• _Dataset rows for apps and sites_:
▬▬▬▬▬▬
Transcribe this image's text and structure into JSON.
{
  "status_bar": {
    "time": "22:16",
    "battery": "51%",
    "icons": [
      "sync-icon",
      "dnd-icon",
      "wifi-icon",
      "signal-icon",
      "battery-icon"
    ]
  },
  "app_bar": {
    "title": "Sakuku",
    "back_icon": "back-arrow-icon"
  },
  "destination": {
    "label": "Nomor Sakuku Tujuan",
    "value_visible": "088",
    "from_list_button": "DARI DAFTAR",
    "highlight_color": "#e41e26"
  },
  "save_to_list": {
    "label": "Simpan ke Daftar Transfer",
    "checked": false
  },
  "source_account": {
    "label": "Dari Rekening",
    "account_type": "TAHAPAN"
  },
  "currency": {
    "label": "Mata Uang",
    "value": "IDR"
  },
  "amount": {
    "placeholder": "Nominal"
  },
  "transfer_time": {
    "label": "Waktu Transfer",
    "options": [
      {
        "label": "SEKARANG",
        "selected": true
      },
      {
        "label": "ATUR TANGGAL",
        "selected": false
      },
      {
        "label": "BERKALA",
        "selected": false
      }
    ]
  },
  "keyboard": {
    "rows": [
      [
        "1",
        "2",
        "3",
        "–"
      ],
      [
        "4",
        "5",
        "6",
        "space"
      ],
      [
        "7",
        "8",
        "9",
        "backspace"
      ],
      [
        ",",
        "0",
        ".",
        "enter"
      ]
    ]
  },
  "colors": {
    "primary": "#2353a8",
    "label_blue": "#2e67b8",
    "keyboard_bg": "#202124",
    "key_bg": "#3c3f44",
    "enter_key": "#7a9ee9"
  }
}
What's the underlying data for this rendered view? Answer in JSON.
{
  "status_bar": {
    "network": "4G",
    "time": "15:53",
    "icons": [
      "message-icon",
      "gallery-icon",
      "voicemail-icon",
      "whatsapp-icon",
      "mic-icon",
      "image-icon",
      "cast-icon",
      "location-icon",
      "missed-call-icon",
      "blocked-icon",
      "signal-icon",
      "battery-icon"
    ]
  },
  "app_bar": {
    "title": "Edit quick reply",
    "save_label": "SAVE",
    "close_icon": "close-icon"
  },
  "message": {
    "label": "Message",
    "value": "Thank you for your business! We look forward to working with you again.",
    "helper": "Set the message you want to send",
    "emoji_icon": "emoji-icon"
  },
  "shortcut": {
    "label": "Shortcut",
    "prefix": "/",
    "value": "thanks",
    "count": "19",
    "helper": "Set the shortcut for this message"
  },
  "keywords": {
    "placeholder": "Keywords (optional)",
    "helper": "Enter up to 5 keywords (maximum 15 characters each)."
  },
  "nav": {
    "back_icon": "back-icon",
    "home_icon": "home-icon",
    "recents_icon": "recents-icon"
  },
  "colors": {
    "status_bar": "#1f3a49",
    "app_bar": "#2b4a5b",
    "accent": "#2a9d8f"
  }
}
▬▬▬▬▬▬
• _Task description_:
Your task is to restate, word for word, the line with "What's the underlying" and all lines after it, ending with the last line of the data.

• _Task result_:
What's the underlying data for this rendered view? Answer in JSON.
{
  "status_bar": {
    "network": "4G",
    "time": "15:53",
    "icons": [
      "message-icon",
      "gallery-icon",
      "voicemail-icon",
      "whatsapp-icon",
      "mic-icon",
      "image-icon",
      "cast-icon",
      "location-icon",
      "missed-call-icon",
      "blocked-icon",
      "signal-icon",
      "battery-icon"
    ]
  },
  "app_bar": {
    "title": "Edit quick reply",
    "save_label": "SAVE",
    "close_icon": "close-icon"
  },
  "message": {
    "label": "Message",
    "value": "Thank you for your business! We look forward to working with you again.",
    "helper": "Set the message you want to send",
    "emoji_icon": "emoji-icon"
  },
  "shortcut": {
    "label": "Shortcut",
    "prefix": "/",
    "value": "thanks",
    "count": "19",
    "helper": "Set the shortcut for this message"
  },
  "keywords": {
    "placeholder": "Keywords (optional)",
    "helper": "Enter up to 5 keywords (maximum 15 characters each)."
  },
  "nav": {
    "back_icon": "back-icon",
    "home_icon": "home-icon",
    "recents_icon": "recents-icon"
  },
  "colors": {
    "status_bar": "#1f3a49",
    "app_bar": "#2b4a5b",
    "accent": "#2a9d8f"
  }
}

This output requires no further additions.